“From a selfish standpoint, I thought it would be great for my character. For the last three seasons I was acting off the best, John Rhys-Davies. I was basically his student, and it was terrific. Sadly, when John left last season, the last few episodes without him there was something missing for me. We all have to move on, and he’s still a good friend, but I didn’t really like my character as much, and I really wasn’t having so much fun.
“When I heard it was coming back I thought, ‘OK, how can I get back that element that I lost?’ You can’t bring back John Rhys-Davies back because we killed him off, so I thought it would be fun to have a wilder side to my character — but of course I can’t be the wild character, because it’s been established. I thought wouldn’t it be great if my brother could be the wilder side of me and I could play off that.
“Quinn is a physics genius, which is nothing like me whatsoever — I’m really going out on a stretch on this one. This is the craziest I’ve ever played — I failed algebra! My character is very reactive to the elements around him, so I thought it would be nice if we had a [Mallory] who was more active, who when he comes up to a door, doesn’t put his ear up to it, he just kicks it down. That’s what my brother’s character is — he’s the guy who says ‘Screw it!'”
Obviously, however, the Colin character emerged more as an innocent than a street-wise individual.
· · ·
How did Charlie feel about stepping into a full-time role on Sliders?
“In the beginning, it was a little scary,” he admits. “There was the pressure of being Jerry’s brother and fitting in with everyone. Obviously, I knew a great deal about the show, and I was made to feel quite comfortable by the rest of the cast and crew.”
Entering the series in this episode, however, was a huge plus.
“It was a great episode,” enthuses O’Connell. “He comes from a world that is like Amish-land. There’s no technology or anything, then he goes into the vortex and hits a new world all of a sudden with a TV, a toilet… I was an inventor on my land, I was a scientist like my brother, but it’s a world that didn’t have the means to become [as advanced].”
Colin makes his entrance in the episode in a distinctive way, floating out of the sky on a hang glider and crashing into a tree.
“That was my first day [of filming] on the show this year,” laughs O’Connell, who did most of the stunt work himself.
“It was a great introduction on the first day to get, ‘Here’s your hang-glider, now get in!’ That was me for everything until it went into the tree. It was on a crane, and as they flung it around I just hung there.
“I’m the child of the group, but my character is definitely growing. Besides, considering my size, it would be tough for me to play an innocent all the time.”
· · ·
Colin’s innocence may have rubbed off on Charlie. When asked to read the script to “Oh Brother, Where Art Thou?” and give notes, O’Connell’s copy was returned to the production office with one note scribbled on the cover page: “Whoa.”
Suffice to say, giving notes on one’s character is usually more comprehensive than a monosyllabic response.
· · ·

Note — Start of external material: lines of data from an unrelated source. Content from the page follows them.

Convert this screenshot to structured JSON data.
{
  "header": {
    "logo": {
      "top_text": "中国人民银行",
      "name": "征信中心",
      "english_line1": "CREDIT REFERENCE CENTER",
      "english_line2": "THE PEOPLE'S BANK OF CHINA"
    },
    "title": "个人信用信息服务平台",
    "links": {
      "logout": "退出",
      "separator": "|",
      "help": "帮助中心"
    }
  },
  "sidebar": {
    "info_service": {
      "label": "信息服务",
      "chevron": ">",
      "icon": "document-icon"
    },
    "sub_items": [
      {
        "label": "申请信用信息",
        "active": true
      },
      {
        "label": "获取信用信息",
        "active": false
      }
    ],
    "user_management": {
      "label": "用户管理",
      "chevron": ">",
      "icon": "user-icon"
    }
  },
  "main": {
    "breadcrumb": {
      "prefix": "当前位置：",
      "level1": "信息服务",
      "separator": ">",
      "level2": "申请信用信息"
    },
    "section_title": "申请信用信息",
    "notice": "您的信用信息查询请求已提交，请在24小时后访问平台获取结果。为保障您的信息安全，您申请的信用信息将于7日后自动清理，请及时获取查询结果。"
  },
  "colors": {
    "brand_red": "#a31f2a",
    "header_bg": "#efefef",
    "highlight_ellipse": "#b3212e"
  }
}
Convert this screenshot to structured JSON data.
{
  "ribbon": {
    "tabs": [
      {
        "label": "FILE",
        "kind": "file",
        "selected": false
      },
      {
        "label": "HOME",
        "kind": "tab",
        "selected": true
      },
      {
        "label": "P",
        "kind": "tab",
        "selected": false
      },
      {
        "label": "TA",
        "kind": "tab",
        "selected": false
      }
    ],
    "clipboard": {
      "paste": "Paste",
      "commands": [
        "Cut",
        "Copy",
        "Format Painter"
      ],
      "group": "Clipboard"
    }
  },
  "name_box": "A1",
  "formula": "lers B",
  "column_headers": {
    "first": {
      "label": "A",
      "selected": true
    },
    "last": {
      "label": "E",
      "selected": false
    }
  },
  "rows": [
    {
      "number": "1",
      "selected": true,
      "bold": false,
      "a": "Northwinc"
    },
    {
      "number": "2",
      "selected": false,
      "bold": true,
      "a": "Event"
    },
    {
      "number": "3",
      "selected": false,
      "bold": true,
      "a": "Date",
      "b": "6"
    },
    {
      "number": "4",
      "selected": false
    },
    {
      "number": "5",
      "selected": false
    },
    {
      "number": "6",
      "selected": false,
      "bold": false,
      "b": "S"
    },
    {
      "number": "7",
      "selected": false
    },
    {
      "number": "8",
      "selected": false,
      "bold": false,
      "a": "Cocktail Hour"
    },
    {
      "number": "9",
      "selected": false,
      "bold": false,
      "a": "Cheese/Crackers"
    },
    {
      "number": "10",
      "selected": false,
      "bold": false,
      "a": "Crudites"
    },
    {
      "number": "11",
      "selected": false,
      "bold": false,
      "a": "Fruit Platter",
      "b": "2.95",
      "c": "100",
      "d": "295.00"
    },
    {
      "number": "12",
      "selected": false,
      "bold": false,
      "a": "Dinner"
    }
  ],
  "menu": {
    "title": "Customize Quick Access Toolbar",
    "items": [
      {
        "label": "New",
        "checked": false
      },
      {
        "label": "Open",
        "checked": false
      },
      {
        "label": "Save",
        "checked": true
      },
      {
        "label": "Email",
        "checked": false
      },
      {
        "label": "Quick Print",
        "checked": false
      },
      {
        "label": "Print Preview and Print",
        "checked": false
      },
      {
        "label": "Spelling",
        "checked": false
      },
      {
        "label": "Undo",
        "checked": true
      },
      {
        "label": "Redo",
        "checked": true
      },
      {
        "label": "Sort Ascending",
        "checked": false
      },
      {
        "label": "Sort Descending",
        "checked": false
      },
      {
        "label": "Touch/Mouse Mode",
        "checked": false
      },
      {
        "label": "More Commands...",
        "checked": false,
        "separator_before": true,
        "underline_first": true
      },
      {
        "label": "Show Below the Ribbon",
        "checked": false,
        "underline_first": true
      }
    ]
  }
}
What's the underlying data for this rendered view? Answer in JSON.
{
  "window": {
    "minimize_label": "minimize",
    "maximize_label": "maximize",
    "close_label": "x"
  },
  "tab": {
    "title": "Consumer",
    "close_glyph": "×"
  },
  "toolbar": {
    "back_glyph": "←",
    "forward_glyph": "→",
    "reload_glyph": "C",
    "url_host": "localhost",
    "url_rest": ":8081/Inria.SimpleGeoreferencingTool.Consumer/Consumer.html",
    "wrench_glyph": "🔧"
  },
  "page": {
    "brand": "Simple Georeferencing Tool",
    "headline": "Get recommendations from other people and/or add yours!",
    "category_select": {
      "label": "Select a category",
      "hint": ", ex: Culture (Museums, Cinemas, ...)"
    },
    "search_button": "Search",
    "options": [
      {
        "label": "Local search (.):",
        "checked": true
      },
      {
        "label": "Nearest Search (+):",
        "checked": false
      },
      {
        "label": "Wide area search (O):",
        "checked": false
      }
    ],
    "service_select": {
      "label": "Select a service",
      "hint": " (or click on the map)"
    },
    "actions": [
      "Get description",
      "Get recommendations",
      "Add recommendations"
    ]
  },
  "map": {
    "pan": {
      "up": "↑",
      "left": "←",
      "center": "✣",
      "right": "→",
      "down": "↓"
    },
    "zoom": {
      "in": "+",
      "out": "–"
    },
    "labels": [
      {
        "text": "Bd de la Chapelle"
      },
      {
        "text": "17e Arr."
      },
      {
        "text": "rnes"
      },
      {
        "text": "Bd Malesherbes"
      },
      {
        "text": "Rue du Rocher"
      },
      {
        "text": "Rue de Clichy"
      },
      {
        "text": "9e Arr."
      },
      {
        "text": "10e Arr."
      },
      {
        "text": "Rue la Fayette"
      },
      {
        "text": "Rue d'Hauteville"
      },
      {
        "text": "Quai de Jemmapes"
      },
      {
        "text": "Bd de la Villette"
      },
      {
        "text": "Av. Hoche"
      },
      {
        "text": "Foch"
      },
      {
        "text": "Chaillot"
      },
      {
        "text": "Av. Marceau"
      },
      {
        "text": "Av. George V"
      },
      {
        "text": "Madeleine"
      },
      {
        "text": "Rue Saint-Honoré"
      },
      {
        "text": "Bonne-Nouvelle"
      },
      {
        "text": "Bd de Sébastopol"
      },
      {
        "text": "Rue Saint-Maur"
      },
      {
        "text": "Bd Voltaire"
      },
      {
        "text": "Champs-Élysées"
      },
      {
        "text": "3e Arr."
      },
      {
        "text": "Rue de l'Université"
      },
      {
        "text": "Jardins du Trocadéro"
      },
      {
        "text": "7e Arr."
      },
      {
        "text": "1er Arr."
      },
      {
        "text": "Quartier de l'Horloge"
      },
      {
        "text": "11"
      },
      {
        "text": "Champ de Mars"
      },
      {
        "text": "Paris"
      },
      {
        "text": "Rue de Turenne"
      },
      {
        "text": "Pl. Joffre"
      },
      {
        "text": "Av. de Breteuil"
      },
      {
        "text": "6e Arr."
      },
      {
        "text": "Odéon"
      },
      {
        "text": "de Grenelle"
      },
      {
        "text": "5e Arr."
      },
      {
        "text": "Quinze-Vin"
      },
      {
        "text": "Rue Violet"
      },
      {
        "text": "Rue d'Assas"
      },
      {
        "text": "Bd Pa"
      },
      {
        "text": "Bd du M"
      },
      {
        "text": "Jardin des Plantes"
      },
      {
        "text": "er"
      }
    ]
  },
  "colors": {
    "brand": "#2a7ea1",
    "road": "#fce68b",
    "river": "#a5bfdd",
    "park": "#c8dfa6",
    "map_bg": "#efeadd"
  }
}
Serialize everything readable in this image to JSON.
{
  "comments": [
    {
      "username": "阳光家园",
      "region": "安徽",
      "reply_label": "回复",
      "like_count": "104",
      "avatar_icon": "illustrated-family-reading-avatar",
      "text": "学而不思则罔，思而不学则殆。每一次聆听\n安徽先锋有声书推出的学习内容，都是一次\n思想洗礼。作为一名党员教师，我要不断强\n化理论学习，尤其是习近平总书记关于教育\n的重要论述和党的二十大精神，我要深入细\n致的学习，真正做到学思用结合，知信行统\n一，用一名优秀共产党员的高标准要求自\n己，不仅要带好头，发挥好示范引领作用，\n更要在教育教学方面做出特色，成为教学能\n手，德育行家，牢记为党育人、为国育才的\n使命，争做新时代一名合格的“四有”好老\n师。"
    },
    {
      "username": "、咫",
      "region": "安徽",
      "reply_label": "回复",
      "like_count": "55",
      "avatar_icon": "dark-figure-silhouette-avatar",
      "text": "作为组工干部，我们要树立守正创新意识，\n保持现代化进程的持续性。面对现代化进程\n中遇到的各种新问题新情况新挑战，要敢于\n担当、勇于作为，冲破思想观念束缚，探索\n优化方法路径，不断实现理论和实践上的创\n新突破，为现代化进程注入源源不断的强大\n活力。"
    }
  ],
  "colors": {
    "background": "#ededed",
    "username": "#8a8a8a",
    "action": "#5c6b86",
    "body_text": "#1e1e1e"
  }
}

Colin? Quinn? Colin Quinn? Whether intentional or not, the first names of the Mallory brothers is the name of MTV’s Remote Control host Colin Quinn. Who worked on the show with him? An up-and-comer named Kari Wuhrer (and some schlub named Adam Sandler).
|Teleplay by||Bill Dial & Marc Scott Zicree|
|Story by||Chris Black & David Peckinpah|
|Directed by||David Peckinpah|
|Music by||Danny Lux|
|Edited by||Casey Brown|
|Next:||Just Say Yes|
Since prior episodes with cast changes involved brain sucking, murder, and gang rape, I hope I’m not going out on a limb declaring “Oh Brother, Where Art Thou?” the best — and certainly least horrifying — introduction of a new cast member “Sliders” has had thus far.
After tracking down Quinn's long-lost brother Colin, the Sliders take him along only to find his naivety may have gotten him involved in a bizarre criminal syndicate that steals cryogenically frozen bodies.